Paramata Lodge West Coast luxury accommodation - - a wilderness b&b surrounded by natural forestry


A baby Tui on a branch clearly showing very yellow protruding edges to beak

Karearea and Tui, West Coast bird encounters

The native birds at Paramata Lodge provide great entertainment especially during the summer months while the windows and doors are wide open into the evenings and we hear clearly all their bird sounds. This summer the added advantage is that all the birds have come in closer to the lodge since Neil’s native tree plantings over the years have created the perfect habitat for them. There are plenty of feed trees and clumps of dense vegetation for them to shelter.

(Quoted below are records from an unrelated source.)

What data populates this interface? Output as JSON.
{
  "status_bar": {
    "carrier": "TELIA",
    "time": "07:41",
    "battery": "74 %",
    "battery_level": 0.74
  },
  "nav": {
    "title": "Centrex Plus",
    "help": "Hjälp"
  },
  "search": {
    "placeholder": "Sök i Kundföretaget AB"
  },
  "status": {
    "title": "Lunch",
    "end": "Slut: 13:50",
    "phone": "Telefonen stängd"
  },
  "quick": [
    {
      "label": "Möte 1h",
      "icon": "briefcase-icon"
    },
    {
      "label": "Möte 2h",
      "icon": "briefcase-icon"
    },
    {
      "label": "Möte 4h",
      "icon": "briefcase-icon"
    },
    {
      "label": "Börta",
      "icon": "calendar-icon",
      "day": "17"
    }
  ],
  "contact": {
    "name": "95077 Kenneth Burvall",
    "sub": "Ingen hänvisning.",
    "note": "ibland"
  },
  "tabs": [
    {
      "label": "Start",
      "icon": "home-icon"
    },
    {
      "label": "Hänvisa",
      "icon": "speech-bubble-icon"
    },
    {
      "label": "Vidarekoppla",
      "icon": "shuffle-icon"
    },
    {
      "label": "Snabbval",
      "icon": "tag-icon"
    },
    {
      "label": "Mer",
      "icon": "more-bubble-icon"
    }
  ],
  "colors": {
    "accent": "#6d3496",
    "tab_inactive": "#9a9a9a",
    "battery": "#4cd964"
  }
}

The other evening there was almighty screeching going on and then a thud. We both got up and ran outside, thinking it was likely to be a Karearea chasing its pray and one or other coming into contact with a window or wall. Karearea do make a loud screeching noise but we found no sign on the building or the ground below. A little later again the same thing happened. The screeching was intense and once again a thud. This happened several more times!

Karearea are the New Zealand native falcon, and the most threatened bird of pray in the country. They are a little smaller than the introduced Australasian harrier hawk and browner in colour. They are considered at risk, but recovering in numbers. The other key difference is that they are fierce and fearless predators of live pray, small birds, small animals and large insects, chasing and diving on them in flight. They are seen around the lodge in their hunting mode and once tried to attack our chickens that were securely in their run.

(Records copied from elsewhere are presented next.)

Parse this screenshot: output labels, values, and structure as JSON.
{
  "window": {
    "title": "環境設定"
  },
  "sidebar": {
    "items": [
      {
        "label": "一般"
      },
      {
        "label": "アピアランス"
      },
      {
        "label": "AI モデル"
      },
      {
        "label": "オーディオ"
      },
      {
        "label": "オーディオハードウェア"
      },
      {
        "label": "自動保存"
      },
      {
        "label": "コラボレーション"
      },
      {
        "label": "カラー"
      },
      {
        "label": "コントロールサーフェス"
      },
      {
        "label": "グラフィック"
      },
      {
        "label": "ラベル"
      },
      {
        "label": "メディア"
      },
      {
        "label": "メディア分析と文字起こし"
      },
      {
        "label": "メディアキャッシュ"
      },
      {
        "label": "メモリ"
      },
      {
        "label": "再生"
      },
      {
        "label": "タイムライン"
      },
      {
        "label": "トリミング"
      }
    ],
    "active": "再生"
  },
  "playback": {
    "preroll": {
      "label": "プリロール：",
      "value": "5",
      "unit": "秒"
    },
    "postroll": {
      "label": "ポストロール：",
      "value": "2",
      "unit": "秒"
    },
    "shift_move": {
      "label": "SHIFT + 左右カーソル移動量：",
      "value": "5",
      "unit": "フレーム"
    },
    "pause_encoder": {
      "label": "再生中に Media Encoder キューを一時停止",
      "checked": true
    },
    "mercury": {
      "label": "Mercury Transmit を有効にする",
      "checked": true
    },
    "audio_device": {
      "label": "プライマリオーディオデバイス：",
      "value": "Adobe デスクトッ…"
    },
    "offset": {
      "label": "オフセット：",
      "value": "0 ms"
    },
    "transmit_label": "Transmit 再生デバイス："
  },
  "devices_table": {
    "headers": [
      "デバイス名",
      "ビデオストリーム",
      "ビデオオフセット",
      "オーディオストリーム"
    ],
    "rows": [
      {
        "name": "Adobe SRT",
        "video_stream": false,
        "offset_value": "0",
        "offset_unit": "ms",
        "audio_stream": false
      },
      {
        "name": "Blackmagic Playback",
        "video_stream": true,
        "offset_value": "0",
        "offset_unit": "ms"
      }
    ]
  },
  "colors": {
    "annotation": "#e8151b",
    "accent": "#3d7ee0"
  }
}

When I went upstairs to our bathroom I found a dark black bird in the corner by the bath which I caught and its screech indicated that this was the commotion we had heard. I took it to the window where it hurridly flew away.


My immediate understanding was that this was a young starling. It was black and plump and had bright enlarged yellow lips to its beak. It screeched fiercely like a starling can when you catch them in your hand.

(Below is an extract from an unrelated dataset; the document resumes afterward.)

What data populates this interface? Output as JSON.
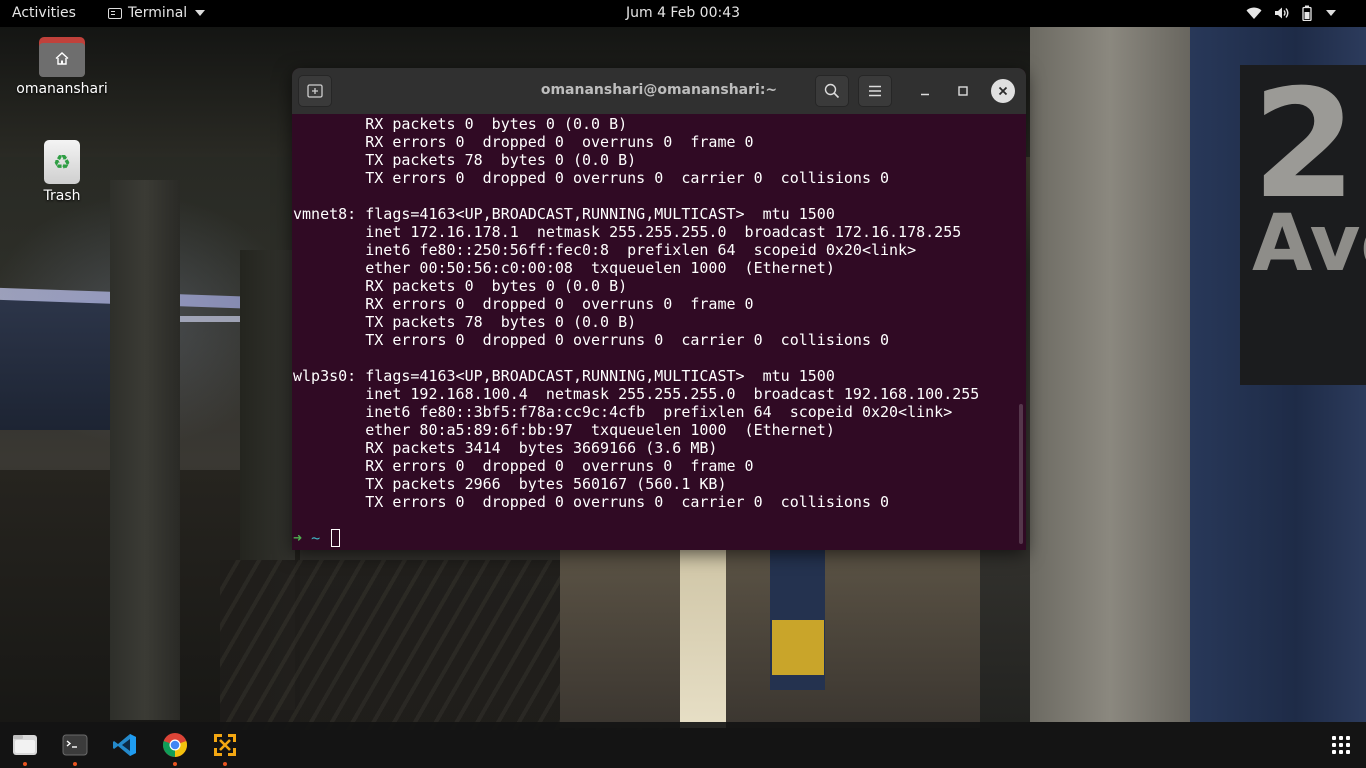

The next day we consulted the experts online and immediately I realized my mistake. I have wondered for some time why we’ve never seen young or baby tui around the lodge when we observe mating quite regularly this time of year. Now I realized this was a very young tui I had in my hands, for the first time.  

The bright yellow beak indicated a young bird more yellow than that of a starling’s beak.  A young starling however has a much more speckled plumage with white, dark purple and green feathers. This bird was entirely black except that it did have a row of little white dot feathers on its wing shoulders which is what a tui has.  It had no white feather tuft under its chin however and that’s because it was still a very young bird. I’d say it had fairly recently fledged since the beak flanks were still very enlarged and bright yellow as they are when the bird is being fed by the adults in the nest. A frightened tui can surely make a loud screeching sound, they use such a call to warn other birds of danger or in this case fearing for itself.

What a thrill to have a young tui in my hands!

If you are interested in this sort of encounter come and stay with us. We’ll show you our environment.

A beautiful Tui on a Kowhai branch